Jack and the Beanstalk Online is still available to purchase to stream until December 31 from the the Belgrade’s website.
CoventryLive caught up with Iain – who is starring in the Belgrade’s panto for the 26th time – to chat about the show, his favourite parts of pantomime and what is in store for the future.
Probably Coventry’s most famous pantomime dame, Iain stepped in to save the day and record the online show in his Warwickshire studio when lockdown arrived again.
Iain has a career spanning over 40 years in the children’s entertainment industry, working on BBC favourite Playschool for eight years and the very successful Fingermouse series; Playdays, Storytime and Fun Song Factory.
But he is perhaps best known as the writer of the BAFTA award-winning children’s television series, The Tweenies.
Not only did the lockdown force the change of the location of the show, it also meant a much scaled-back cast.

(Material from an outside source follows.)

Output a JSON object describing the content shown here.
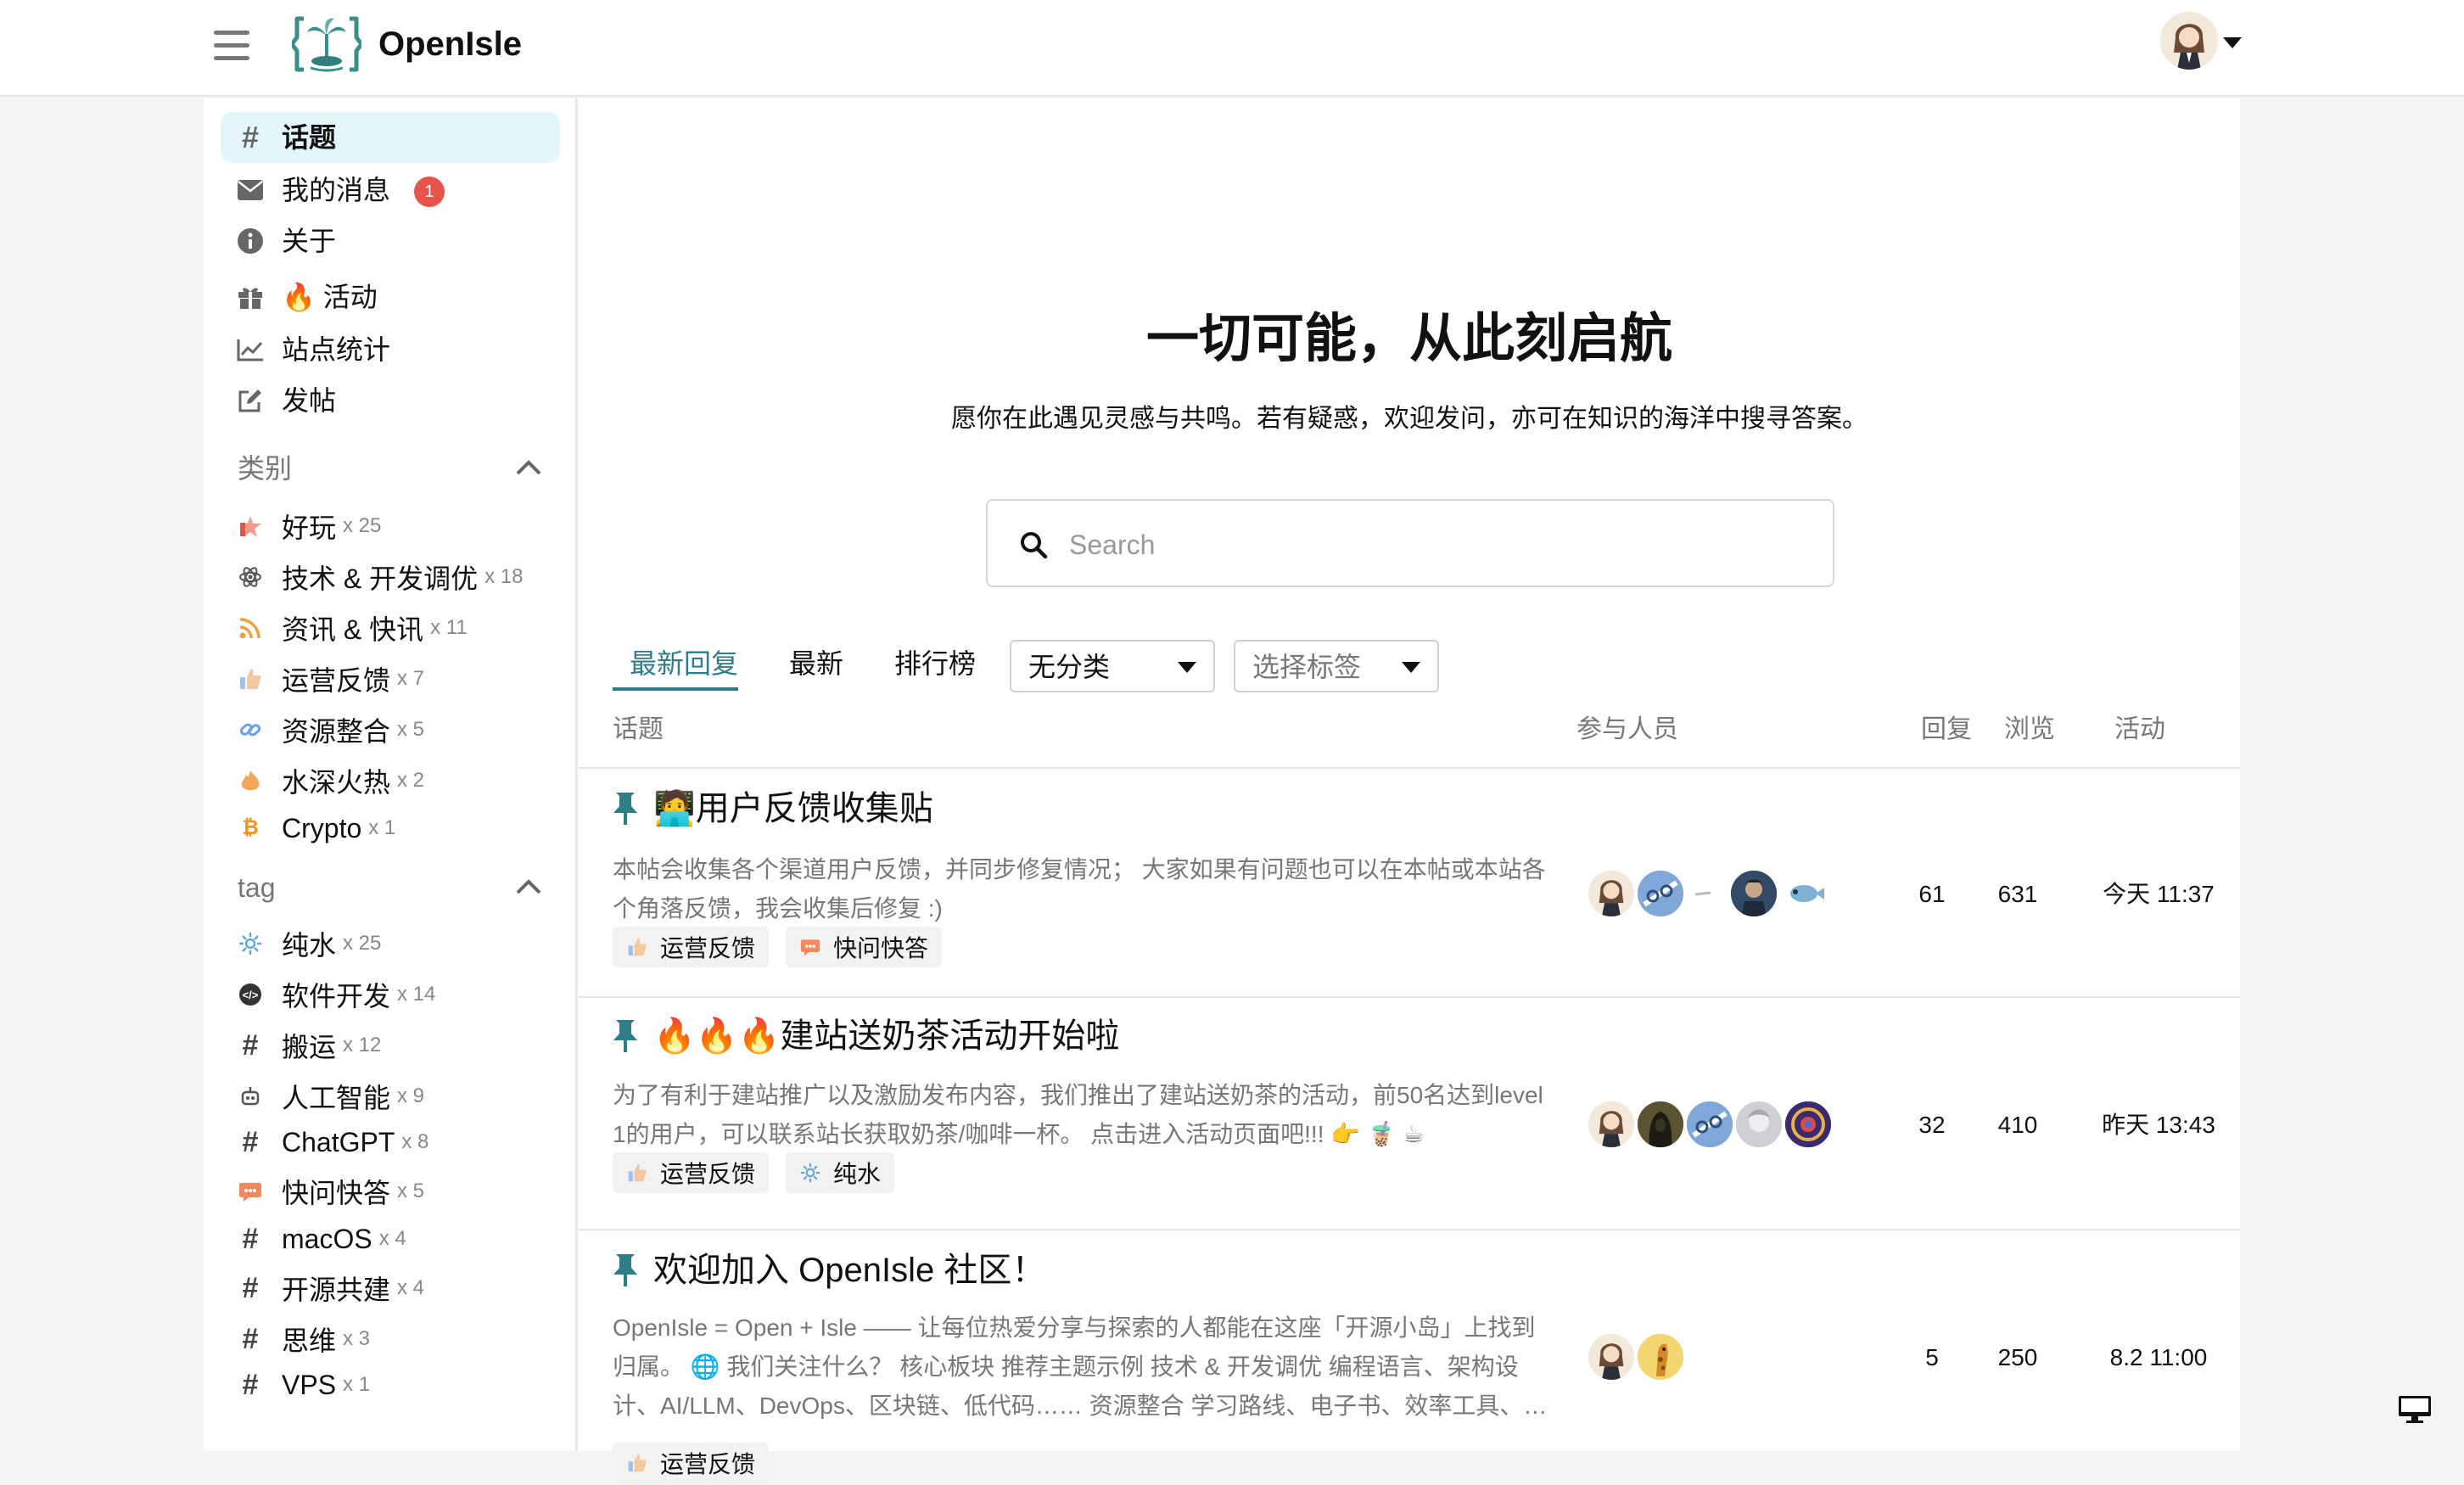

Iain played serveral roles himself, alongside his regular comedy co-star Craig Hollingsworth, and there are a few special extras, including BBC CWR’s Trish Adudu and a junior chorus of eight local schoolchildren.
And as the pandemic changed every way of operating, so too it affected the script and found its way into some of the show’s comedic material.

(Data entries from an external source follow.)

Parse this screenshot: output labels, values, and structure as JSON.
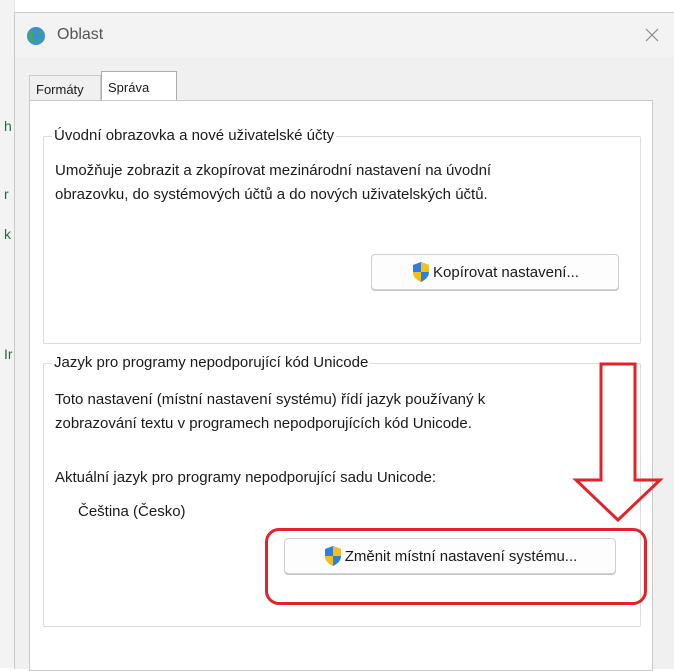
{
  "window": {
    "title": "Oblast",
    "close_glyph": "✕"
  },
  "tabs": [
    {
      "label": "Formáty",
      "active": false
    },
    {
      "label": "Správa",
      "active": true
    }
  ],
  "group1": {
    "title": "Úvodní obrazovka a nové uživatelské účty",
    "description_line1": "Umožňuje zobrazit a zkopírovat mezinárodní nastavení na úvodní",
    "description_line2": "obrazovku, do systémových účtů a do nových uživatelských účtů.",
    "button_label": "Kopírovat nastavení..."
  },
  "group2": {
    "title": "Jazyk pro programy nepodporující kód Unicode",
    "description_line1": "Toto nastavení (místní nastavení systému) řídí jazyk používaný k",
    "description_line2": "zobrazování textu v programech nepodporujících kód Unicode.",
    "current_label": "Aktuální jazyk pro programy nepodporující sadu Unicode:",
    "current_value": "Čeština (Česko)",
    "button_label": "Změnit místní nastavení systému..."
  },
  "colors": {
    "highlight": "#e3232b",
    "shield_blue": "#2f7ed8",
    "shield_yellow": "#f4c01e"
  }
}
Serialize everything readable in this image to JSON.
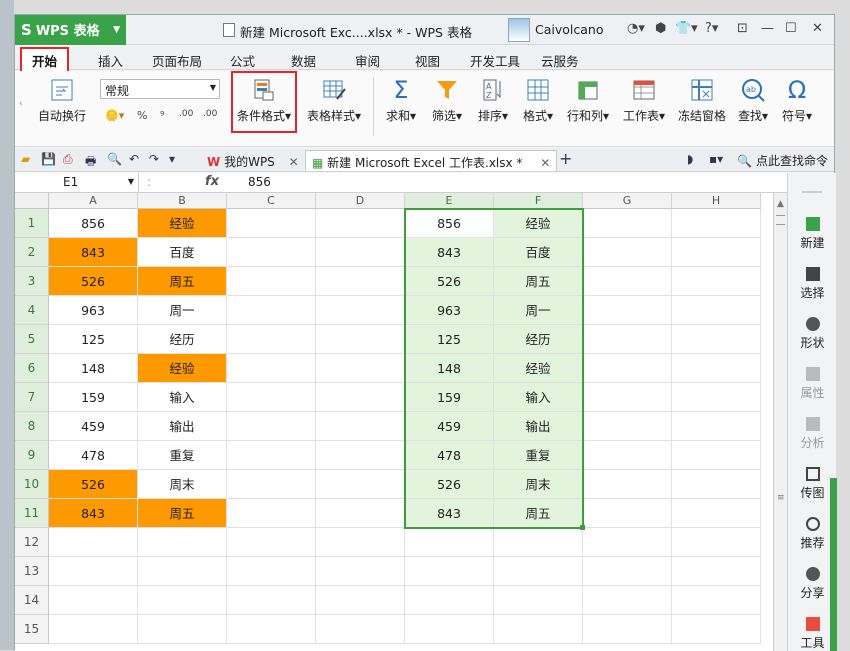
{
  "titlebar": {
    "app": "WPS 表格",
    "doc_title": "新建 Microsoft Exc....xlsx * - WPS 表格",
    "user": "Caivolcano"
  },
  "menu": [
    "开始",
    "插入",
    "页面布局",
    "公式",
    "数据",
    "审阅",
    "视图",
    "开发工具",
    "云服务"
  ],
  "ribbon": {
    "wrap": "自动换行",
    "number_format": "常规",
    "percent": "%",
    "comma": "⁹",
    "inc_decimal": ".00",
    "dec_decimal": ".00",
    "conditional": "条件格式",
    "table_style": "表格样式",
    "sum": "求和",
    "filter": "筛选",
    "sort": "排序",
    "format": "格式",
    "rowcol": "行和列",
    "sheet": "工作表",
    "freeze": "冻结窗格",
    "find": "查找",
    "symbol": "符号"
  },
  "tabs": {
    "mywps": "我的WPS",
    "doc": "新建 Microsoft Excel 工作表.xlsx *",
    "search": "点此查找命令"
  },
  "formula": {
    "namebox": "E1",
    "fx": "fx",
    "value": "856"
  },
  "columns": [
    "A",
    "B",
    "C",
    "D",
    "E",
    "F",
    "G",
    "H"
  ],
  "rows": [
    {
      "n": "1",
      "a": "856",
      "b": "经验",
      "e": "856",
      "f": "经验"
    },
    {
      "n": "2",
      "a": "843",
      "b": "百度",
      "e": "843",
      "f": "百度"
    },
    {
      "n": "3",
      "a": "526",
      "b": "周五",
      "e": "526",
      "f": "周五"
    },
    {
      "n": "4",
      "a": "963",
      "b": "周一",
      "e": "963",
      "f": "周一"
    },
    {
      "n": "5",
      "a": "125",
      "b": "经历",
      "e": "125",
      "f": "经历"
    },
    {
      "n": "6",
      "a": "148",
      "b": "经验",
      "e": "148",
      "f": "经验"
    },
    {
      "n": "7",
      "a": "159",
      "b": "输入",
      "e": "159",
      "f": "输入"
    },
    {
      "n": "8",
      "a": "459",
      "b": "输出",
      "e": "459",
      "f": "输出"
    },
    {
      "n": "9",
      "a": "478",
      "b": "重复",
      "e": "478",
      "f": "重复"
    },
    {
      "n": "10",
      "a": "526",
      "b": "周末",
      "e": "526",
      "f": "周末"
    },
    {
      "n": "11",
      "a": "843",
      "b": "周五",
      "e": "843",
      "f": "周五"
    },
    {
      "n": "12"
    },
    {
      "n": "13"
    },
    {
      "n": "14"
    },
    {
      "n": "15"
    }
  ],
  "highlight": {
    "color": "#ff9900",
    "a_rows": [
      2,
      3,
      10,
      11
    ],
    "b_rows": [
      1,
      3,
      6,
      11
    ]
  },
  "rightpanel": [
    "新建",
    "选择",
    "形状",
    "属性",
    "分析",
    "传图",
    "推荐",
    "分享",
    "工具"
  ]
}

Iain said: “We’ve all got that common experience with lockdown with zoom calls, Joe Wicks, Zoom, NHS applause, so we thought we would include as many lockdown gags as possible.
“Even though it doesn’t have a live audience, we use the camera to really contact the audience.
“I do a lot of children’s programmes so we use the camera to contact the children to try and do that. We didn’t want to add a laughter track and wanted people to enjoy it for what it was.”
Look: Coventry panto over the years
What is his favourite thing about panto season?
Iain said: “It allows Craig and myself to weave in and out of the story, causing a little bit of chaos, and anarchy, and it’s important you have that laugh with the audience.
“[It’s that] shared fun that we have, just being a bit naughty and cheeky, they love that anarchy.
“It’s such freedom really which you can’t really do in any other thing, a play musical or drama, you’re just not allowed to do it anywhere else!
“When people respond to it, it’s such a joy, that shared experience with the audience. You’re having fun!”
And while the pandemic has caused massive disruption to the panto, it may have a positive effect on future performances.
Iain said coronavirus had forced them to re-think how accessible the panto is, and how they can change things for next year.
“In many ways it was lovely to do, everyone has a blast doing it, and we just really enjoyed it and I do hope that enjoyment comes from when people watch it,” he said.
“It would be lovely to send panto around the world and make it accessible to so many more people.
“There are a lot of people who just can’t come to the theatre who miss out on it.”